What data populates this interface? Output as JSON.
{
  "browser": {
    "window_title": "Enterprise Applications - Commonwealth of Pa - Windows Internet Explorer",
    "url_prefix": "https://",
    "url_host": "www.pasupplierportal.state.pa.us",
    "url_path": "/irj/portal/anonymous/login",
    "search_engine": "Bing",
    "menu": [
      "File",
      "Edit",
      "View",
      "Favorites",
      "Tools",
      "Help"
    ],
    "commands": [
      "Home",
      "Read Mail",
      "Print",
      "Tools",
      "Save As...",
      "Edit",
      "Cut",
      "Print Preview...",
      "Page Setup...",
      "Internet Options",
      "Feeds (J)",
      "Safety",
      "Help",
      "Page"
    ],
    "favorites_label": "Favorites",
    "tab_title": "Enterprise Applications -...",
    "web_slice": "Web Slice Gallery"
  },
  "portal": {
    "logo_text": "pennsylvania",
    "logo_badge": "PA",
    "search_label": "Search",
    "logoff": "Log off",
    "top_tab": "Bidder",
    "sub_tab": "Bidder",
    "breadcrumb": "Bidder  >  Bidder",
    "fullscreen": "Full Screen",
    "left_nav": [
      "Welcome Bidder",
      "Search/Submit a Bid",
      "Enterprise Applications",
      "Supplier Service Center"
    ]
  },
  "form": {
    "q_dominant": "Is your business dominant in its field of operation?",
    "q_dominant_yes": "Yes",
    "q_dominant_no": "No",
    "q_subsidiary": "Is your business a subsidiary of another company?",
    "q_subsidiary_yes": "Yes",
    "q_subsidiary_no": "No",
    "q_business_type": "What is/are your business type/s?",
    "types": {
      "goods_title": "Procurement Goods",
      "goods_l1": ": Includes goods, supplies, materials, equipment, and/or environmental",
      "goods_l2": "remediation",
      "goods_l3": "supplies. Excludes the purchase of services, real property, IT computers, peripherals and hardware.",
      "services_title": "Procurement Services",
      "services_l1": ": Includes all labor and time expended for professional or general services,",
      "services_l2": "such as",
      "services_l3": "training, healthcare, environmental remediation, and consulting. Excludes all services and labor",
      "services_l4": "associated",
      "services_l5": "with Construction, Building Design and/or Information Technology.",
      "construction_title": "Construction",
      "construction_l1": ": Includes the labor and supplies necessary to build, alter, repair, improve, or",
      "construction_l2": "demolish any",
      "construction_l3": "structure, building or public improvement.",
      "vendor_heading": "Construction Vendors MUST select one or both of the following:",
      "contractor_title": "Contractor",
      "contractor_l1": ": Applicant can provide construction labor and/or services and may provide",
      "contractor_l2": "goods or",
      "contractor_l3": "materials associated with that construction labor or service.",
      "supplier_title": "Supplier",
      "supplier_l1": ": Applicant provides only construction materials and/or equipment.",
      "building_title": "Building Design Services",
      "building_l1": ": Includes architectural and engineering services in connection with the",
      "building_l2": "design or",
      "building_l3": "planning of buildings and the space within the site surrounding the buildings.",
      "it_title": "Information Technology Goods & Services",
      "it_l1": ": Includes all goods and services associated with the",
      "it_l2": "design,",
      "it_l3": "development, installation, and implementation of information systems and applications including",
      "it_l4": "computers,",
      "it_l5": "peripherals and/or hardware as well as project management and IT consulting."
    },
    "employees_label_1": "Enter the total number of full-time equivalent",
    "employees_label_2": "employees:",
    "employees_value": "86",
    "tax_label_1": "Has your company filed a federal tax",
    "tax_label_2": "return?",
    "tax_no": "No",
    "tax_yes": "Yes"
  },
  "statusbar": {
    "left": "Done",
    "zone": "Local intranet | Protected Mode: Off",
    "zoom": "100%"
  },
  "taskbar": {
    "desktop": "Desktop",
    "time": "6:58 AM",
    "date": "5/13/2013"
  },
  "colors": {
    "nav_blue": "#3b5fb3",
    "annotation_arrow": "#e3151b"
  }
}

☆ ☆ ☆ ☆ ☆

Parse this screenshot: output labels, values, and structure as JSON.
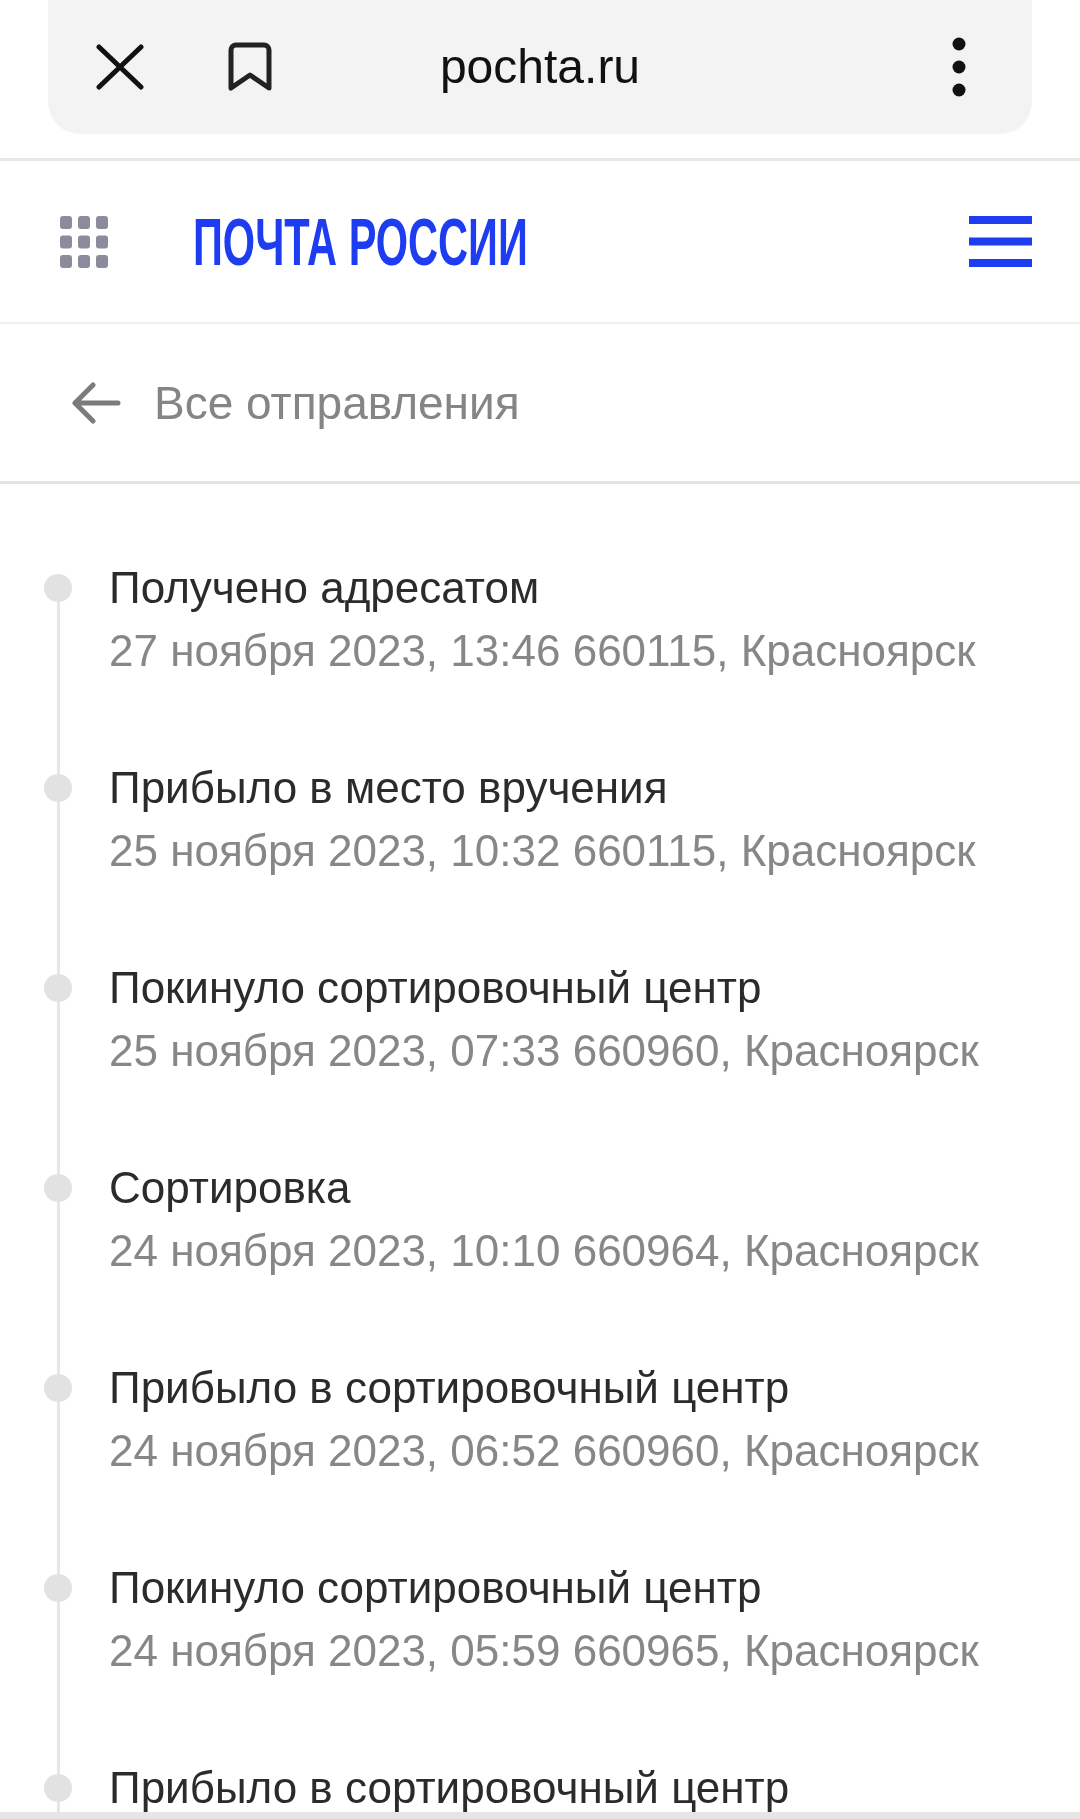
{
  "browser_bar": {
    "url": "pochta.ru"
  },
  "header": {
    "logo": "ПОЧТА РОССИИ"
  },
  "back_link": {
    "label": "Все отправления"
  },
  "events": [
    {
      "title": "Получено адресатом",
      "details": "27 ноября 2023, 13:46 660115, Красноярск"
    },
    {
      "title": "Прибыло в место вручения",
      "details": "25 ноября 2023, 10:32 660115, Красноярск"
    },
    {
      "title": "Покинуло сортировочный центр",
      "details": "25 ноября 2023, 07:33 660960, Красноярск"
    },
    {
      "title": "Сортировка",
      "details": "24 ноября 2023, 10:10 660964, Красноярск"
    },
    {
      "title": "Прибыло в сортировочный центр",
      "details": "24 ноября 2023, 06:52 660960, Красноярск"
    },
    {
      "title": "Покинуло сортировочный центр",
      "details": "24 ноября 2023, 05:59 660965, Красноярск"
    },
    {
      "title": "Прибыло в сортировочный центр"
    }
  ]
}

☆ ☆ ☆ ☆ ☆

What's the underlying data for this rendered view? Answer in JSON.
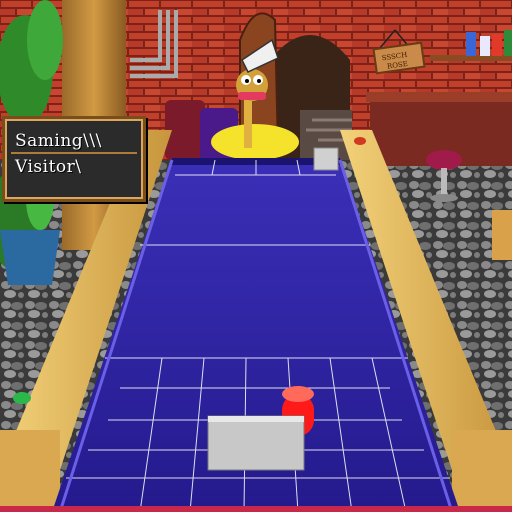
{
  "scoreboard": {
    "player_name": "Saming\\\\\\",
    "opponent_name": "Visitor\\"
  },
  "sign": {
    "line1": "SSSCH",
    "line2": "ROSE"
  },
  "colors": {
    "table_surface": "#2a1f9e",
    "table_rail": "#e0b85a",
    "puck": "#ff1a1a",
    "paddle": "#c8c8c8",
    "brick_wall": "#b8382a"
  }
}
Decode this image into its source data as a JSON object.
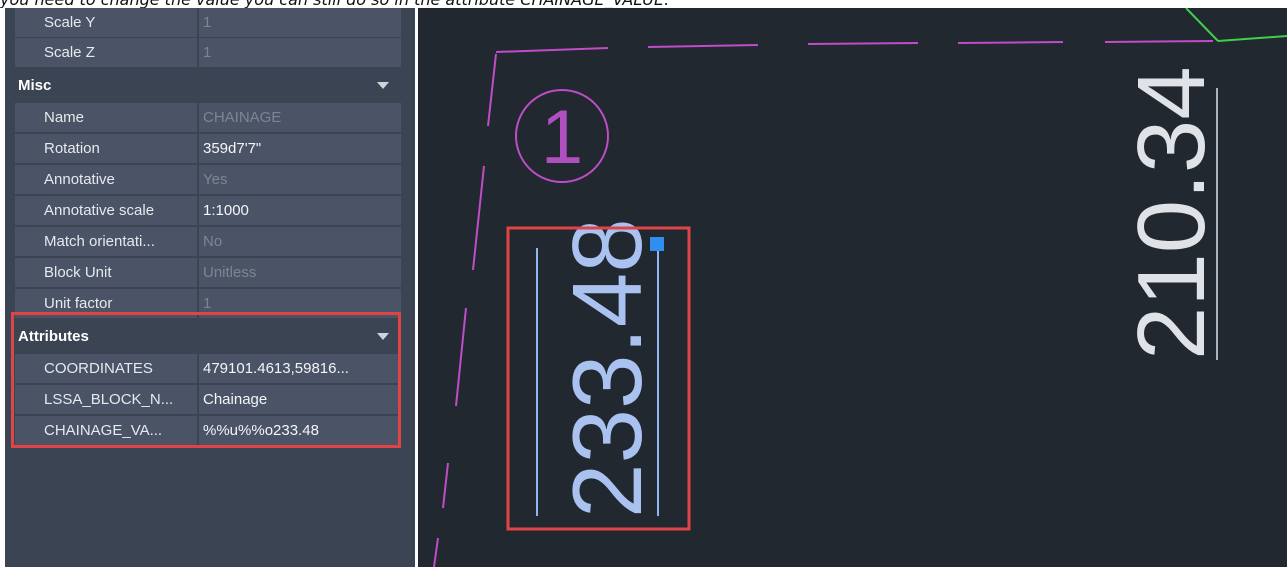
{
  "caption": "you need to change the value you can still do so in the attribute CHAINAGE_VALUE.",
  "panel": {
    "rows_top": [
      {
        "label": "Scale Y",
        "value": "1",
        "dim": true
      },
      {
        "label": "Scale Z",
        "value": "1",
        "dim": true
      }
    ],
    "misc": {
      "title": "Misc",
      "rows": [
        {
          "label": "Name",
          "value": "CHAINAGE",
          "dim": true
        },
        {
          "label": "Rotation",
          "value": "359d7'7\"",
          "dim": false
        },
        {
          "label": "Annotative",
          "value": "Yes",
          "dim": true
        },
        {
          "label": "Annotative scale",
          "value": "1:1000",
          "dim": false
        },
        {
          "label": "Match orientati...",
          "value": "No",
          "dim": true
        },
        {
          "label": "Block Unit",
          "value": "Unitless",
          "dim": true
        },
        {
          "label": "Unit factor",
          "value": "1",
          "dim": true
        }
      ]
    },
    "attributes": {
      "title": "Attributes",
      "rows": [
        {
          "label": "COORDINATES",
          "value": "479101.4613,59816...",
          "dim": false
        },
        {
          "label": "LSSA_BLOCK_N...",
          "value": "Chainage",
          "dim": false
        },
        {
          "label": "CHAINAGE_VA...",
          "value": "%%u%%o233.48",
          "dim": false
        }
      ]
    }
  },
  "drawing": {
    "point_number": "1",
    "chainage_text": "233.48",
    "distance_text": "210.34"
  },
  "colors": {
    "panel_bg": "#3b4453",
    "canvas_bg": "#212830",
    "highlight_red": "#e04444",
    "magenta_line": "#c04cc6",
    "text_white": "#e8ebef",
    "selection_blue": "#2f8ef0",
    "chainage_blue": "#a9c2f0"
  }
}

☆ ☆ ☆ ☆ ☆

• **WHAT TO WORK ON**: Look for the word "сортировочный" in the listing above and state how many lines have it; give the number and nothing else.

• **RESPONSE TO THIS EXERCISE**: 4